“An international group of eleven behavioural scientists from eight countries (Australia, New Zealand, Germany, Austria, Poland, USA, Netherlands) recently addressed this question in the report „Nudging Open Science“ and developed recommendations for action for seven groups in the scientific system. Academic libraries are one of these groups. The other groups (they are called “nodes” in the report) are researchers, students, departments and faculties, universities, journals and funding organisations. The team of behavioural scientists classifies each of these groups and gives practical tips on who can nudge each group, and how, to practice more Open Science. However, the report does not contain any approaches on how libraries themselves can actively nudge other stakeholders. We present approaches and results of the report with a special focus on academic libraries….

Now the group of behavioural scientists has started thinking about how the potential of nudging could be used to further advance Open Science in the scientific ecosystem.
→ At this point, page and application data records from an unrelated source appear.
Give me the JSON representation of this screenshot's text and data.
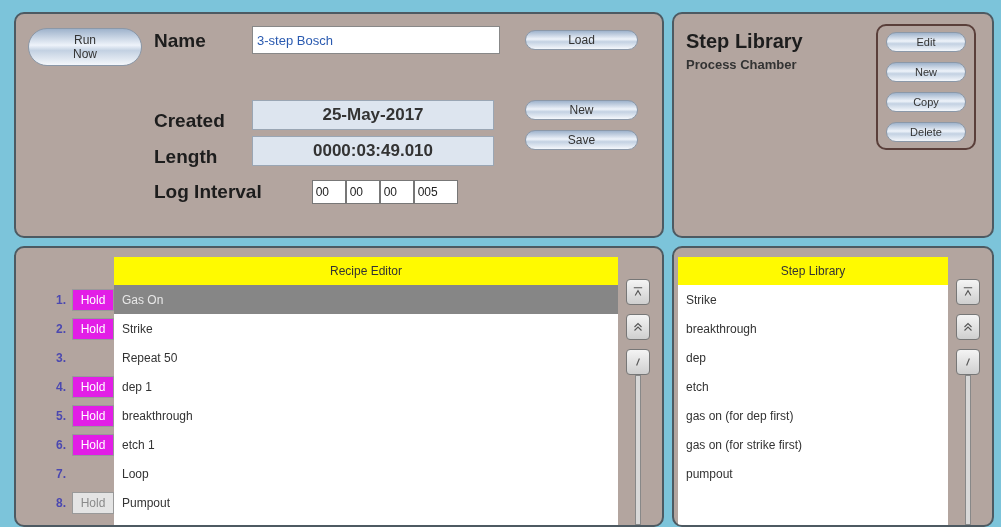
{
  "recipe": {
    "run_button": "Run\nNow",
    "name_label": "Name",
    "name_value": "3-step Bosch",
    "load_button": "Load",
    "created_label": "Created",
    "created_value": "25-May-2017",
    "new_button": "New",
    "length_label": "Length",
    "length_value": "0000:03:49.010",
    "save_button": "Save",
    "log_label": "Log Interval",
    "log_fields": [
      "00",
      "00",
      "00",
      "005"
    ]
  },
  "library": {
    "title": "Step Library",
    "subtitle": "Process Chamber",
    "buttons": [
      "Edit",
      "New",
      "Copy",
      "Delete"
    ]
  },
  "recipe_editor": {
    "header": "Recipe Editor",
    "rows": [
      {
        "number": "1.",
        "hold": {
          "label": "Hold",
          "active": true
        },
        "step": "Gas On",
        "selected": true
      },
      {
        "number": "2.",
        "hold": {
          "label": "Hold",
          "active": true
        },
        "step": "Strike",
        "selected": false
      },
      {
        "number": "3.",
        "step": "Repeat  50",
        "selected": false
      },
      {
        "number": "4.",
        "hold": {
          "label": "Hold",
          "active": true
        },
        "step": "dep 1",
        "selected": false
      },
      {
        "number": "5.",
        "hold": {
          "label": "Hold",
          "active": true
        },
        "step": "breakthrough",
        "selected": false
      },
      {
        "number": "6.",
        "hold": {
          "label": "Hold",
          "active": true
        },
        "step": "etch 1",
        "selected": false
      },
      {
        "number": "7.",
        "step": "Loop",
        "selected": false
      },
      {
        "number": "8.",
        "hold": {
          "label": "Hold",
          "active": false
        },
        "step": "Pumpout",
        "selected": false
      }
    ]
  },
  "step_library": {
    "header": "Step Library",
    "items": [
      "Strike",
      "breakthrough",
      "dep",
      "etch",
      "gas on (for dep first)",
      "gas on (for strike first)",
      "pumpout"
    ]
  }
}
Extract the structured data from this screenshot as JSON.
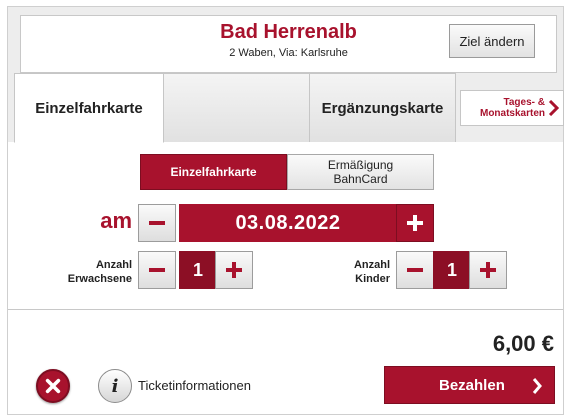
{
  "header": {
    "destination": "Bad Herrenalb",
    "subtitle": "2 Waben, Via: Karlsruhe",
    "change_destination_label": "Ziel ändern"
  },
  "tabs": [
    {
      "label": "Einzelfahrkarte",
      "active": true
    },
    {
      "label": "",
      "active": false
    },
    {
      "label": "Ergänzungskarte",
      "active": false
    },
    {
      "label_line1": "Tages- &",
      "label_line2": "Monatskarten",
      "active": false
    }
  ],
  "ticket_type": {
    "selected_label": "Einzelfahrkarte",
    "alternative_line1": "Ermäßigung",
    "alternative_line2": "BahnCard"
  },
  "date": {
    "label": "am",
    "value": "03.08.2022"
  },
  "quantities": {
    "adults": {
      "label_line1": "Anzahl",
      "label_line2": "Erwachsene",
      "value": "1"
    },
    "children": {
      "label_line1": "Anzahl",
      "label_line2": "Kinder",
      "value": "1"
    }
  },
  "footer": {
    "price": "6,00 €",
    "info_label": "Ticketinformationen",
    "info_icon_glyph": "i",
    "pay_label": "Bezahlen"
  },
  "colors": {
    "accent": "#a8122d",
    "accent_dark": "#7d0d21"
  },
  "icons": {
    "minus": "minus-icon",
    "plus": "plus-icon",
    "chevron": "chevron-right-icon",
    "close": "close-icon",
    "info": "info-icon"
  }
}
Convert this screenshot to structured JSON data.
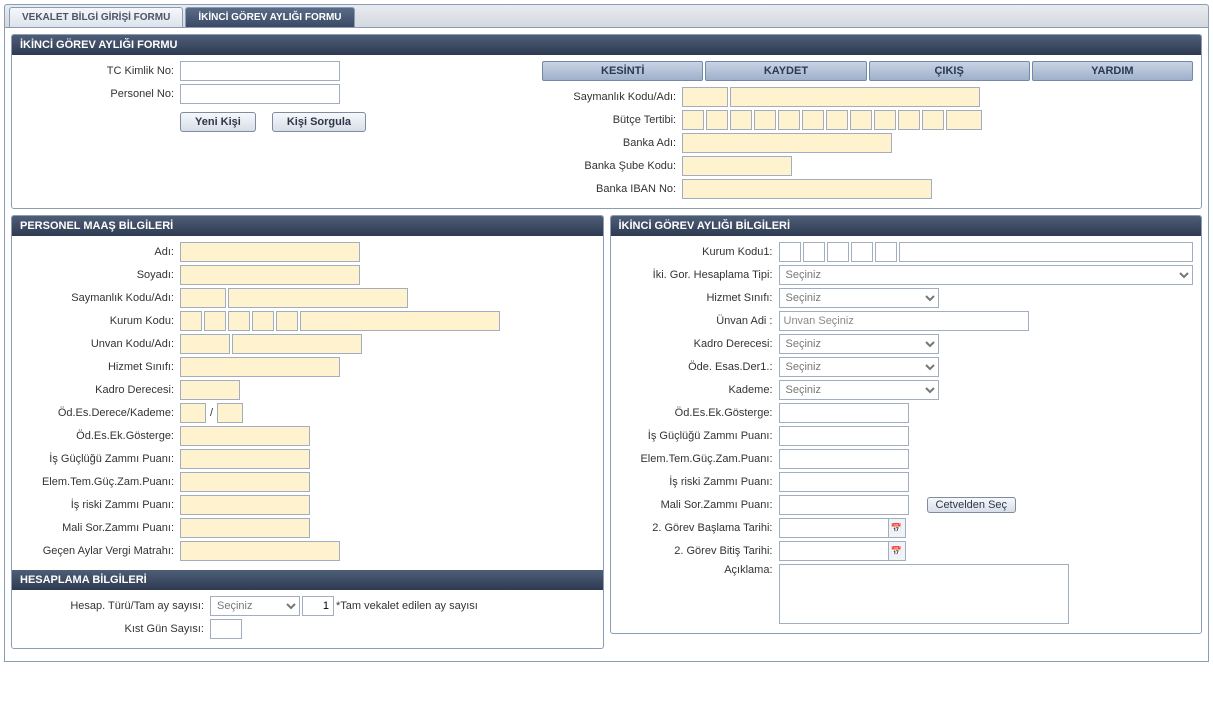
{
  "tabs": {
    "vekalet": "VEKALET BİLGİ GİRİŞİ FORMU",
    "ikinci": "İKİNCİ GÖREV AYLIĞI FORMU"
  },
  "formHeader": "İKİNCİ GÖREV AYLIĞI FORMU",
  "topLeft": {
    "tcKimlikLabel": "TC Kimlik No:",
    "personelNoLabel": "Personel No:",
    "yeniKisiBtn": "Yeni Kişi",
    "kisiSorgulaBtn": "Kişi Sorgula"
  },
  "toolbar": {
    "kesinti": "KESİNTİ",
    "kaydet": "KAYDET",
    "cikis": "ÇIKIŞ",
    "yardim": "YARDIM"
  },
  "topRight": {
    "saymanlikLabel": "Saymanlık Kodu/Adı:",
    "butceLabel": "Bütçe Tertibi:",
    "bankaAdiLabel": "Banka Adı:",
    "bankaSubeLabel": "Banka Şube Kodu:",
    "bankaIbanLabel": "Banka IBAN No:"
  },
  "personelHeader": "PERSONEL MAAŞ BİLGİLERİ",
  "personel": {
    "adiLabel": "Adı:",
    "soyadiLabel": "Soyadı:",
    "saymanlikLabel": "Saymanlık Kodu/Adı:",
    "kurumLabel": "Kurum Kodu:",
    "unvanLabel": "Unvan Kodu/Adı:",
    "hizmetLabel": "Hizmet Sınıfı:",
    "kadroLabel": "Kadro Derecesi:",
    "odEsLabel": "Öd.Es.Derece/Kademe:",
    "slash": "/",
    "ekGostergeLabel": "Öd.Es.Ek.Gösterge:",
    "isGucluguLabel": "İş Güçlüğü Zammı Puanı:",
    "elemTemLabel": "Elem.Tem.Güç.Zam.Puanı:",
    "isRiskiLabel": "İş riski Zammı Puanı:",
    "maliSorLabel": "Mali Sor.Zammı Puanı:",
    "gecenAylarLabel": "Geçen Aylar Vergi Matrahı:"
  },
  "hesaplamaHeader": "HESAPLAMA BİLGİLERİ",
  "hesaplama": {
    "turuLabel": "Hesap. Türü/Tam ay sayısı:",
    "secinizOption": "Seçiniz",
    "tamAyValue": "1",
    "tamAyNote": "*Tam vekalet edilen ay sayısı",
    "kistGunLabel": "Kıst Gün Sayısı:"
  },
  "ikinciHeader": "İKİNCİ GÖREV AYLIĞI BİLGİLERİ",
  "ikinci": {
    "kurumKoduLabel": "Kurum Kodu1:",
    "ikiGorLabel": "İki. Gor. Hesaplama Tipi:",
    "hizmetLabel": "Hizmet Sınıfı:",
    "unvanLabel": "Ünvan Adi :",
    "unvanPlaceholder": "Unvan Seçiniz",
    "kadroLabel": "Kadro Derecesi:",
    "odeLabel": "Öde. Esas.Der1.:",
    "kademeLabel": "Kademe:",
    "ekGostergeLabel": "Öd.Es.Ek.Gösterge:",
    "isGucluguLabel": "İş Güçlüğü Zammı Puanı:",
    "elemTemLabel": "Elem.Tem.Güç.Zam.Puanı:",
    "isRiskiLabel": "İş riski Zammı Puanı:",
    "maliSorLabel": "Mali Sor.Zammı Puanı:",
    "cetveldenBtn": "Cetvelden Seç",
    "baslamaLabel": "2. Görev Başlama Tarihi:",
    "bitisLabel": "2. Görev Bitiş Tarihi:",
    "aciklamaLabel": "Açıklama:",
    "secinizOption": "Seçiniz"
  }
}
Their thesis: Whether researchers and institutions choose to engage in Open Science practices is not necessarily a matter of rational choice. On the contrary: Most decisions are routinely made in the course of emotional, automatic or impulsive processes that are often influenced by psychosocial factors (example: peer pressure). When faced with a decision, a person usually chooses the path of least resistance or least effort. The status quo is maintained….”

All publishers must fully respect researchers’ rights by providing clarity and transparency on Open Access

“We are especially concerned by the unclear and opaque communication and practices of some publishers as reported by cOAlition S. Such an approach complicates and confuses matters for researchers, impeding progress towards a scholarly communication system based on Open Access to research outputs. We urge those publishers to reconsider their position and modernise, ensuring they play their part in providing fair and transparent conditions for authors. These should fully respect researchers’ rights, including the right to share their peer-reviewed research findings without restrictions or embargoes. If a publisher or platform chooses to take the stance of requiring authors to sign away their rights, they should clearly and publicly state this to ensure that researchers make informed choices. More broadly, the standard position of platforms and publishers should be to empower researchers to publish their findings (including data and digital assets) while retaining their rights. Researchers who wish to deposit their author-accepted manuscript in a repository with an open license (e.g. CC BY), and without any embargo, must be able to do so….”